In Norse mythology, Andvaranaut (12th c. Old Norse: [ˈɑndˌwɑrɑˌnɔut], "Andvari's Gift"), first owned by Andvari, is a magic ring that could help with finding sources of gold.[2]

Andvaranaut to the left of the picture being held either by Andvari or Attila's messenger Vingi. On the top of the picture is Sigurd/Siegfried slaying Fafnir, and to the right is Sigrdrífa/Brunhild offering him a drinking horn. On the early 11th c. Drävle runestone.[1]

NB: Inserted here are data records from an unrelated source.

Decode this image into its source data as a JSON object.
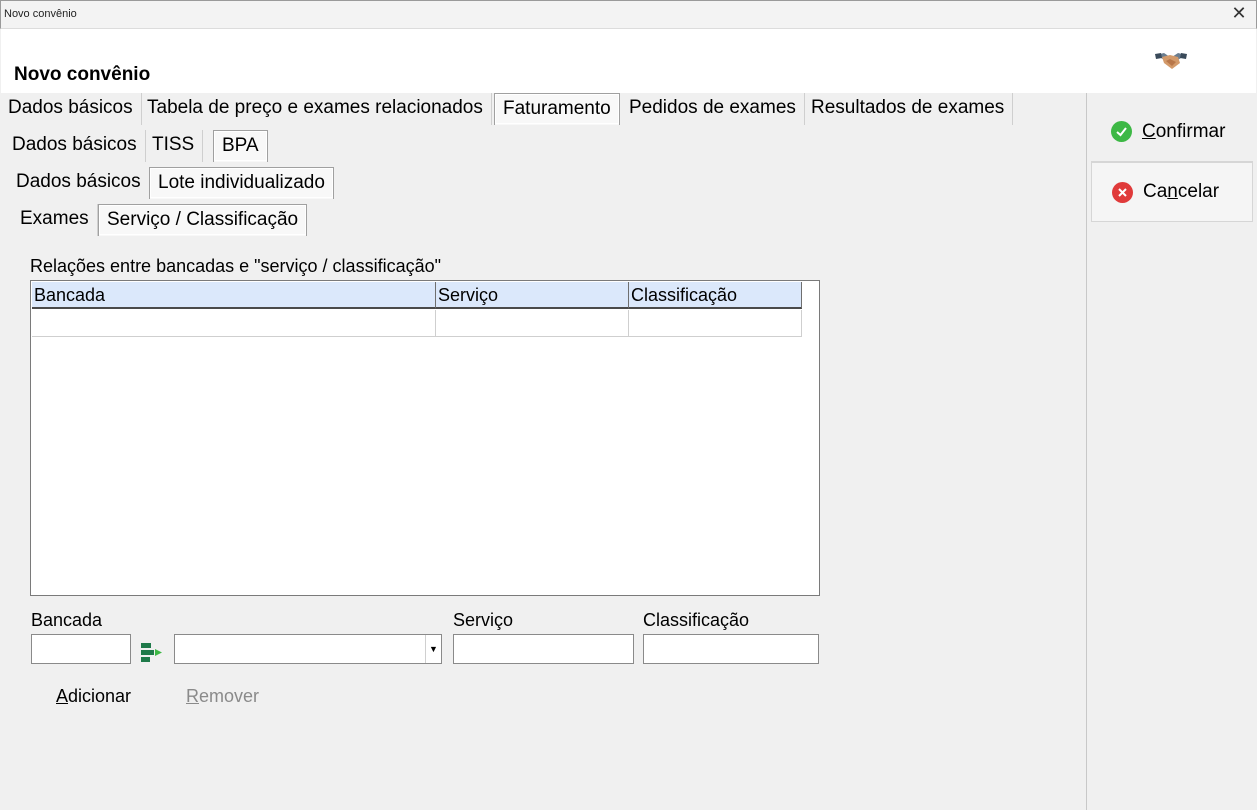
{
  "window": {
    "title": "Novo convênio",
    "close_label": "✕"
  },
  "header": {
    "title": "Novo convênio"
  },
  "tabs_level1": [
    {
      "label": "Dados básicos"
    },
    {
      "label": "Tabela de preço e exames relacionados"
    },
    {
      "label": "Faturamento"
    },
    {
      "label": "Pedidos de exames"
    },
    {
      "label": "Resultados de exames"
    }
  ],
  "tabs_level2": [
    {
      "label": "Dados básicos"
    },
    {
      "label": "TISS"
    },
    {
      "label": "BPA"
    }
  ],
  "tabs_level3": [
    {
      "label": "Dados básicos"
    },
    {
      "label": "Lote individualizado"
    }
  ],
  "tabs_level4": [
    {
      "label": "Exames"
    },
    {
      "label": "Serviço / Classificação"
    }
  ],
  "section": {
    "label": "Relações entre bancadas e \"serviço / classificação\""
  },
  "grid": {
    "columns": [
      "Bancada",
      "Serviço",
      "Classificação"
    ],
    "rows": [
      [
        "",
        "",
        ""
      ]
    ]
  },
  "form": {
    "bancada_label": "Bancada",
    "bancada_value": "",
    "bancada_select_value": "",
    "servico_label": "Serviço",
    "servico_value": "",
    "classificacao_label": "Classificação",
    "classificacao_value": ""
  },
  "actions": {
    "add": {
      "first": "A",
      "rest": "dicionar"
    },
    "remove": {
      "first": "R",
      "rest": "emover"
    }
  },
  "side": {
    "confirm": {
      "first": "C",
      "rest": "onfirmar"
    },
    "cancel": {
      "pre": "Ca",
      "u": "n",
      "post": "celar"
    }
  },
  "colors": {
    "grid_header": "#dbe8fb",
    "confirm_icon": "#3db845",
    "cancel_icon": "#e03a3a",
    "disabled_text": "#8a8a8a"
  }
}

The mischievous god Loki stole Andvari's treasure and the ring. In revenge, Andvari cursed the ring to bring misfortune and destruction to whoever possessed it. Loki quickly gave the cursed Andvaranaut to Hreidmar, King of the Dwarves, as reparation for having inadvertently killed Hreidmar's son, Ótr. Ótr's brother, Fafnir, then murdered Hreidmar and took the ring, turning into a dragon to guard it. Sigurd (Siegfried) later killed Fafnir and gave Andvaranaut to Brynhildr (Brünnehilde). Queen Grimhild of the Nibelungs then manipulated Sigurd and Brynhildr into marrying her children, bringing Andvaranaut's curse into her family.


  1. ^ Wessén, Elias; Sven B.F. Jansson (1953-1958). Sveriges runinskrifter: IX. Upplands runinskrifter del 4. Stockholm: Kungl. Vitterhets Historie och Antikvitets Akademien. ISSN 0562-8016. p. 621-631
  2. ^ "Andvaranaut". Retrieved 16 September 2016.